((
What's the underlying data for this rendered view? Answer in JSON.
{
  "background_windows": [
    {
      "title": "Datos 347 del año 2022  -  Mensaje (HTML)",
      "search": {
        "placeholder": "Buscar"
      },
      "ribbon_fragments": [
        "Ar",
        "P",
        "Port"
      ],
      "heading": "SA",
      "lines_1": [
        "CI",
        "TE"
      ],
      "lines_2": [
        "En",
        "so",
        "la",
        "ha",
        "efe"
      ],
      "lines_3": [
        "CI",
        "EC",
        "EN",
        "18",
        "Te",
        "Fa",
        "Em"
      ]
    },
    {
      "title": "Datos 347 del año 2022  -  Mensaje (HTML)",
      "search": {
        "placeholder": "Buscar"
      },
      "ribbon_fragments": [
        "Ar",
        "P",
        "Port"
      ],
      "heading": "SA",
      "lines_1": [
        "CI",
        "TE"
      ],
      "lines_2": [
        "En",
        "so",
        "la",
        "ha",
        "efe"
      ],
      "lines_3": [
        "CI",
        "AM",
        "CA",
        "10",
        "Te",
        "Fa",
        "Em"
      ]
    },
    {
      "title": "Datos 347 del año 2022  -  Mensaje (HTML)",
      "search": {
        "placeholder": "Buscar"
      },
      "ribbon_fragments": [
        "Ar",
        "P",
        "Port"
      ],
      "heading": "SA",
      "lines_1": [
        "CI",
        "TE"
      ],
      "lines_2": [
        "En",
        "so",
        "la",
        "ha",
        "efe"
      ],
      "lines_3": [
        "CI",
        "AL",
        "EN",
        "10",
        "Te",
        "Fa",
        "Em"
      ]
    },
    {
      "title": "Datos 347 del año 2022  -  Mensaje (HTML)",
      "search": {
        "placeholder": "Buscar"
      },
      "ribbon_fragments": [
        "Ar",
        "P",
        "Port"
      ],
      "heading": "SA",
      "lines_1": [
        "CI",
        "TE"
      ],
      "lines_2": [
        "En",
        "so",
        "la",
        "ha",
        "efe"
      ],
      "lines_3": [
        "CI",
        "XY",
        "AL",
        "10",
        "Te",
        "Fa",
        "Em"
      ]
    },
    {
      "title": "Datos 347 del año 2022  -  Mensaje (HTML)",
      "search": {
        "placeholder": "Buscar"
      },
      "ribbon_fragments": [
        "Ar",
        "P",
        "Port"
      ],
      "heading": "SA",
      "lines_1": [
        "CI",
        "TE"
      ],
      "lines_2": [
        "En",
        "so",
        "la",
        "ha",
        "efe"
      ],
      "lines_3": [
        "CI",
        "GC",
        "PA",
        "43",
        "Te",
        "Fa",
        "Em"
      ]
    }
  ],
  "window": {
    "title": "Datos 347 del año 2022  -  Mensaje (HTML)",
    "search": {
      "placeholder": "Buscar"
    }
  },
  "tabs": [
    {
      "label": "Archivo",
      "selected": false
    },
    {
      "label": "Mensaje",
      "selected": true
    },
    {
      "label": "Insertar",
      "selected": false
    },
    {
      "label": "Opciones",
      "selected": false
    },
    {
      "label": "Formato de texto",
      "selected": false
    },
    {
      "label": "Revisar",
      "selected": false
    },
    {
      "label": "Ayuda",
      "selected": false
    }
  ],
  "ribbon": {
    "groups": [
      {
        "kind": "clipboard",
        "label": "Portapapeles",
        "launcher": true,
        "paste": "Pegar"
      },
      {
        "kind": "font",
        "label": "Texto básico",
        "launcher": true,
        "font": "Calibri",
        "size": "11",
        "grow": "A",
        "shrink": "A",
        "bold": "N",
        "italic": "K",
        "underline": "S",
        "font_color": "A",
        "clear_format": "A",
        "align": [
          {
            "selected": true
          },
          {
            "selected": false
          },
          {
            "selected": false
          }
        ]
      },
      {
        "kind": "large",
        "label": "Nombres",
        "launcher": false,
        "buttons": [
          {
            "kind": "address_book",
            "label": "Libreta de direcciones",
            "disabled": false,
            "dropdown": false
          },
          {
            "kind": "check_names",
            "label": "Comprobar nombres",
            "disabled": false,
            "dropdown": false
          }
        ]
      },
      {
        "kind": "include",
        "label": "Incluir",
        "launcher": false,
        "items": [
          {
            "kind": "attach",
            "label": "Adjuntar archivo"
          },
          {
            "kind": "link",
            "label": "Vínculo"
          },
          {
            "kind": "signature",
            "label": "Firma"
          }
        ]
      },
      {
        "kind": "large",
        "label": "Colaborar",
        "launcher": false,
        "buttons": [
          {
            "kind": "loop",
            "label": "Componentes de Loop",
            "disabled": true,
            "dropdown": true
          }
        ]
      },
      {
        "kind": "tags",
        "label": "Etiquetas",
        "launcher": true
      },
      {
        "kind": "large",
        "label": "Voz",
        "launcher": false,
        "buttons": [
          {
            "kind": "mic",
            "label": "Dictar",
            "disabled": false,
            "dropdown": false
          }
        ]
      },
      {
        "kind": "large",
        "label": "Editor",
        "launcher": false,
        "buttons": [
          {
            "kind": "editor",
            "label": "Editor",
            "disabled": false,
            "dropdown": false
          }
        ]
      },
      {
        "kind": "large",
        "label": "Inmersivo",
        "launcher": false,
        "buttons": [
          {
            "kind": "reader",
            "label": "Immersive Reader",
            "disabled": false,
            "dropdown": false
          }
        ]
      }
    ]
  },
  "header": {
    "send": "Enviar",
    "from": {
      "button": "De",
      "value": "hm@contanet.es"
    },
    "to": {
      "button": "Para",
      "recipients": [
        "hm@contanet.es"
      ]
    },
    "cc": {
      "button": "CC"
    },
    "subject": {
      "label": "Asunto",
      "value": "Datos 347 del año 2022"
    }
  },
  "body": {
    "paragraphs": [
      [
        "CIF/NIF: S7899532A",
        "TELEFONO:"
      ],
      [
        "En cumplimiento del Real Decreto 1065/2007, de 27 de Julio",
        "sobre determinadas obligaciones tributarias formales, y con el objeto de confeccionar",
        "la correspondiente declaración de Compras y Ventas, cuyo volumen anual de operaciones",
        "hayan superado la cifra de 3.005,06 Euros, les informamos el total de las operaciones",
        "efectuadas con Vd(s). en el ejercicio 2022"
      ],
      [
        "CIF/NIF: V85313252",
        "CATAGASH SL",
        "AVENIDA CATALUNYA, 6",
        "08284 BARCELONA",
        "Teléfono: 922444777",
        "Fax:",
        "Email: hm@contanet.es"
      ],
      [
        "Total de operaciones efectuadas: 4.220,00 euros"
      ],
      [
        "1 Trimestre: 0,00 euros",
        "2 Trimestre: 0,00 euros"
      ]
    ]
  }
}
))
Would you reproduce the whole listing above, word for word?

What's the underlying data for this rendered view? Answer in JSON.
{
  "background_windows": [
    {
      "title": "Datos 347 del año 2022  -  Mensaje (HTML)",
      "search": {
        "placeholder": "Buscar"
      },
      "ribbon_fragments": [
        "Ar",
        "P",
        "Port"
      ],
      "heading": "SA",
      "lines_1": [
        "CI",
        "TE"
      ],
      "lines_2": [
        "En",
        "so",
        "la",
        "ha",
        "efe"
      ],
      "lines_3": [
        "CI",
        "EC",
        "EN",
        "18",
        "Te",
        "Fa",
        "Em"
      ]
    },
    {
      "title": "Datos 347 del año 2022  -  Mensaje (HTML)",
      "search": {
        "placeholder": "Buscar"
      },
      "ribbon_fragments": [
        "Ar",
        "P",
        "Port"
      ],
      "heading": "SA",
      "lines_1": [
        "CI",
        "TE"
      ],
      "lines_2": [
        "En",
        "so",
        "la",
        "ha",
        "efe"
      ],
      "lines_3": [
        "CI",
        "AM",
        "CA",
        "10",
        "Te",
        "Fa",
        "Em"
      ]
    },
    {
      "title": "Datos 347 del año 2022  -  Mensaje (HTML)",
      "search": {
        "placeholder": "Buscar"
      },
      "ribbon_fragments": [
        "Ar",
        "P",
        "Port"
      ],
      "heading": "SA",
      "lines_1": [
        "CI",
        "TE"
      ],
      "lines_2": [
        "En",
        "so",
        "la",
        "ha",
        "efe"
      ],
      "lines_3": [
        "CI",
        "AL",
        "EN",
        "10",
        "Te",
        "Fa",
        "Em"
      ]
    },
    {
      "title": "Datos 347 del año 2022  -  Mensaje (HTML)",
      "search": {
        "placeholder": "Buscar"
      },
      "ribbon_fragments": [
        "Ar",
        "P",
        "Port"
      ],
      "heading": "SA",
      "lines_1": [
        "CI",
        "TE"
      ],
      "lines_2": [
        "En",
        "so",
        "la",
        "ha",
        "efe"
      ],
      "lines_3": [
        "CI",
        "XY",
        "AL",
        "10",
        "Te",
        "Fa",
        "Em"
      ]
    },
    {
      "title": "Datos 347 del año 2022  -  Mensaje (HTML)",
      "search": {
        "placeholder": "Buscar"
      },
      "ribbon_fragments": [
        "Ar",
        "P",
        "Port"
      ],
      "heading": "SA",
      "lines_1": [
        "CI",
        "TE"
      ],
      "lines_2": [
        "En",
        "so",
        "la",
        "ha",
        "efe"
      ],
      "lines_3": [
        "CI",
        "GC",
        "PA",
        "43",
        "Te",
        "Fa",
        "Em"
      ]
    }
  ],
  "window": {
    "title": "Datos 347 del año 2022  -  Mensaje (HTML)",
    "search": {
      "placeholder": "Buscar"
    }
  },
  "tabs": [
    {
      "label": "Archivo",
      "selected": false
    },
    {
      "label": "Mensaje",
      "selected": true
    },
    {
      "label": "Insertar",
      "selected": false
    },
    {
      "label": "Opciones",
      "selected": false
    },
    {
      "label": "Formato de texto",
      "selected": false
    },
    {
      "label": "Revisar",
      "selected": false
    },
    {
      "label": "Ayuda",
      "selected": false
    }
  ],
  "ribbon": {
    "groups": [
      {
        "kind": "clipboard",
        "label": "Portapapeles",
        "launcher": true,
        "paste": "Pegar"
      },
      {
        "kind": "font",
        "label": "Texto básico",
        "launcher": true,
        "font": "Calibri",
        "size": "11",
        "grow": "A",
        "shrink": "A",
        "bold": "N",
        "italic": "K",
        "underline": "S",
        "font_color": "A",
        "clear_format": "A",
        "align": [
          {
            "selected": true
          },
          {
            "selected": false
          },
          {
            "selected": false
          }
        ]
      },
      {
        "kind": "large",
        "label": "Nombres",
        "launcher": false,
        "buttons": [
          {
            "kind": "address_book",
            "label": "Libreta de direcciones",
            "disabled": false,
            "dropdown": false
          },
          {
            "kind": "check_names",
            "label": "Comprobar nombres",
            "disabled": false,
            "dropdown": false
          }
        ]
      },
      {
        "kind": "include",
        "label": "Incluir",
        "launcher": false,
        "items": [
          {
            "kind": "attach",
            "label": "Adjuntar archivo"
          },
          {
            "kind": "link",
            "label": "Vínculo"
          },
          {
            "kind": "signature",
            "label": "Firma"
          }
        ]
      },
      {
        "kind": "large",
        "label": "Colaborar",
        "launcher": false,
        "buttons": [
          {
            "kind": "loop",
            "label": "Componentes de Loop",
            "disabled": true,
            "dropdown": true
          }
        ]
      },
      {
        "kind": "tags",
        "label": "Etiquetas",
        "launcher": true
      },
      {
        "kind": "large",
        "label": "Voz",
        "launcher": false,
        "buttons": [
          {
            "kind": "mic",
            "label": "Dictar",
            "disabled": false,
            "dropdown": false
          }
        ]
      },
      {
        "kind": "large",
        "label": "Editor",
        "launcher": false,
        "buttons": [
          {
            "kind": "editor",
            "label": "Editor",
            "disabled": false,
            "dropdown": false
          }
        ]
      },
      {
        "kind": "large",
        "label": "Inmersivo",
        "launcher": false,
        "buttons": [
          {
            "kind": "reader",
            "label": "Immersive Reader",
            "disabled": false,
            "dropdown": false
          }
        ]
      }
    ]
  },
  "header": {
    "send": "Enviar",
    "from": {
      "button": "De",
      "value": "hm@contanet.es"
    },
    "to": {
      "button": "Para",
      "recipients": [
        "hm@contanet.es"
      ]
    },
    "cc": {
      "button": "CC"
    },
    "subject": {
      "label": "Asunto",
      "value": "Datos 347 del año 2022"
    }
  },
  "body": {
    "paragraphs": [
      [
        "CIF/NIF: S7899532A",
        "TELEFONO:"
      ],
      [
        "En cumplimiento del Real Decreto 1065/2007, de 27 de Julio",
        "sobre determinadas obligaciones tributarias formales, y con el objeto de confeccionar",
        "la correspondiente declaración de Compras y Ventas, cuyo volumen anual de operaciones",
        "hayan superado la cifra de 3.005,06 Euros, les informamos el total de las operaciones",
        "efectuadas con Vd(s). en el ejercicio 2022"
      ],
      [
        "CIF/NIF: V85313252",
        "CATAGASH SL",
        "AVENIDA CATALUNYA, 6",
        "08284 BARCELONA",
        "Teléfono: 922444777",
        "Fax:",
        "Email: hm@contanet.es"
      ],
      [
        "Total de operaciones efectuadas: 4.220,00 euros"
      ],
      [
        "1 Trimestre: 0,00 euros",
        "2 Trimestre: 0,00 euros"
      ]
    ]
  }
}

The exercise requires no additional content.